I’ve seen a bunch of conversations lately around the whole Strong Female Character schtick — and I capitalize that for a reason, because a Strong Female Character is a specific archetype, not just a character who happens to be female and in some sense strong. You know the type: she wears leather, carries a gun, doesn’t take anybody’s shit, et cetera and so forth.

I like that character just fine, when she’s done well. What I don’t like is the sense that she’s the only type of female character who is strong. I don’t like watching her spit on the women around her who do show conventially feminine qualities, as if that somehow makes them lesser.

Which is why it’s made me so happy that lately, I’ve seen a number of female characters in media who are strong and still girly, feminine, femme, use whatever word you prefer for it. Characters who are allowed to like lipstick and still go to Narnia. Mrs. Who, Mrs. Whatsis, and Mrs. Which in A Wrinkle in Time are in-your-face femme, and they’re amazing. Vice Admiral Holdo is a badass in a quasi-Grecian gown. Etta Candy is one of my favorite characters in Wonder Woman; Cassandra the math genius on The Librarians is 100% girly (and a useful counterbalance to Eve the ex-NATO counterterrorism expert). Having these things pinging on my radar led to me writing this passage in the sequel to the Memoirs of Lady Trent, after Audrey’s sister Lotte apologizes for writing her a letter full of gossip about her Season:

Never apologize for writing to me about frippery and husband-hunting. I might not have any interest in that for my own sake, but I care about it a great deal for your sake, because it makes you happy.

I used to not, you know. I thought I was obliged, as Lady Trent’s granddaughter, to sneer at all things feminine and frilly. I made the mistake once of saying something about that in Grandmama’s hearing, and oh, did she ever set me down hard. She didn’t raise her voice. She only explained to me, very calmly, that if any obligation accrued to me as her granddaughter, then it was to acknowledge the right of any person to pursue their own dreams instead of the ones I felt they ought to have. By the time she was done, I wanted to crawl under the rug and die. But I’m glad she did it, because of course she was right.

I’ve written Isabella as someone who, while not a Strong Female Character, is also not terribly interested in traditional femininity, and her granddaughter Audrey is in some ways the same. And I looked at that and thought, I don’t want my readers thinking I’m writing them this way because it’s the only good way for them to be. So Lotte is very conventionally feminine, and Audrey thinks that’s wonderful, rather than looking down on it.

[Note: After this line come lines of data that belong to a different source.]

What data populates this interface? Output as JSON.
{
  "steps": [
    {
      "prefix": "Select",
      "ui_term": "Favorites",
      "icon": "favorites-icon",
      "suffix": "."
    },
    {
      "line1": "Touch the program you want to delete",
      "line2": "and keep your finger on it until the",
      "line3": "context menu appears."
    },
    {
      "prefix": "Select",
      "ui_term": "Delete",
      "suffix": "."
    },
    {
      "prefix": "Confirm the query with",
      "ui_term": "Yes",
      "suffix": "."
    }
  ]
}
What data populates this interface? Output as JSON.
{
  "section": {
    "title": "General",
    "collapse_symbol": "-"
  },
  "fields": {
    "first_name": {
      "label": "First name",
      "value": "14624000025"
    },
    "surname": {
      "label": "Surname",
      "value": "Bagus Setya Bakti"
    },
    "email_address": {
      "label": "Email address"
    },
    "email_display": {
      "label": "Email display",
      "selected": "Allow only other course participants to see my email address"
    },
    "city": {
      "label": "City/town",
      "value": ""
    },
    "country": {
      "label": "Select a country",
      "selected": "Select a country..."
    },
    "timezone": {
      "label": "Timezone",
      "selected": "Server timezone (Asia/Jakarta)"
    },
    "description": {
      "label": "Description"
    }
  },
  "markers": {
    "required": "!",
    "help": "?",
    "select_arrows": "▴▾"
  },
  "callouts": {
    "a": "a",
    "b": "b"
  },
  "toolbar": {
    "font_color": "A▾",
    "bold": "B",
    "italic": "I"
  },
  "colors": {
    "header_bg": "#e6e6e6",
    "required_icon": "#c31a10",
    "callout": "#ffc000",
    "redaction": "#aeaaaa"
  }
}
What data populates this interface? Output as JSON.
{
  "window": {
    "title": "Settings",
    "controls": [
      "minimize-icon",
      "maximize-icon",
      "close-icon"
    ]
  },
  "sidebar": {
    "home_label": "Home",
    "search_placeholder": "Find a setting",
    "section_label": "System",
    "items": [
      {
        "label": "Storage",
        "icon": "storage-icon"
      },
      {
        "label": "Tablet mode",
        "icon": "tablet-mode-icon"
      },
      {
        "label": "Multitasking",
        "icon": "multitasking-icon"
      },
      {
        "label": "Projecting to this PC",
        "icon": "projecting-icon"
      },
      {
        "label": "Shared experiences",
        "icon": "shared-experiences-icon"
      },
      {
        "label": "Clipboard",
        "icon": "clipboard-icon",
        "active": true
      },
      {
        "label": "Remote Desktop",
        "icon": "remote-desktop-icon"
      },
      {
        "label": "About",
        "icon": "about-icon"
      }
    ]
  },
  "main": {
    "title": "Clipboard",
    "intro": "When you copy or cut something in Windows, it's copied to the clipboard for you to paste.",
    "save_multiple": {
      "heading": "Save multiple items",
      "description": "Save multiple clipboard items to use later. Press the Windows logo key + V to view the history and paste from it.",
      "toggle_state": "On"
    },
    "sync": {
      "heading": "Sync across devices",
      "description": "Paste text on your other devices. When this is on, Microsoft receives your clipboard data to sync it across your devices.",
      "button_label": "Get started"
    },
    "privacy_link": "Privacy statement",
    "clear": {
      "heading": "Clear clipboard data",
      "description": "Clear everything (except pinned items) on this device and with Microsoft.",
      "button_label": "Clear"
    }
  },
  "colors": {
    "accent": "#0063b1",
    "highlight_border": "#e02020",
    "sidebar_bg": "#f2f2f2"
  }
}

I’d like our society to stop looking down on such things. If I could boil all the problems that worry and frustrate and upset and anger and baffle me right now down to one point, it would be the breathtaking failure of compassion that has overrun conservatism these days. The attitude that says, I’ve got mine, and if helping anybody else get theirs — or even just get by — costs me so much as a single penny or an ounce of effort, then they can go hang. The mentality that says, my ways is the only way, and everybody else’s way deserves to get paved under. The worldview that says, men and women are Totally Separate Things, and women’s side of things is stupid and unimportant and far less valuable than the men’s side, because it’s soft and soft is the worst thing you could possibly be.

We need the qualities that have long been labeled “feminine,” like compassion and caring and nurturing and empathy and kindness and a love of beauty for its own sake. We need to see there is strength in those things, too — not just in the willingness and ability to gun down whatever’s in your path and trample the corpse to get what you want.

So bring on your ladies. Give me more opportunities to revel in the awesomeness of women in skirts, women with lipstick, women who like all the girly things and that’s just fine. And while you’re at it, show me your Strong Female Characters painting their toenails and your badass men comforting small children and just people in general acknowledging that hey, being nice is a good thing. Solve some problems with compassion and understanding instead of violence.

It might just work in the real world, too.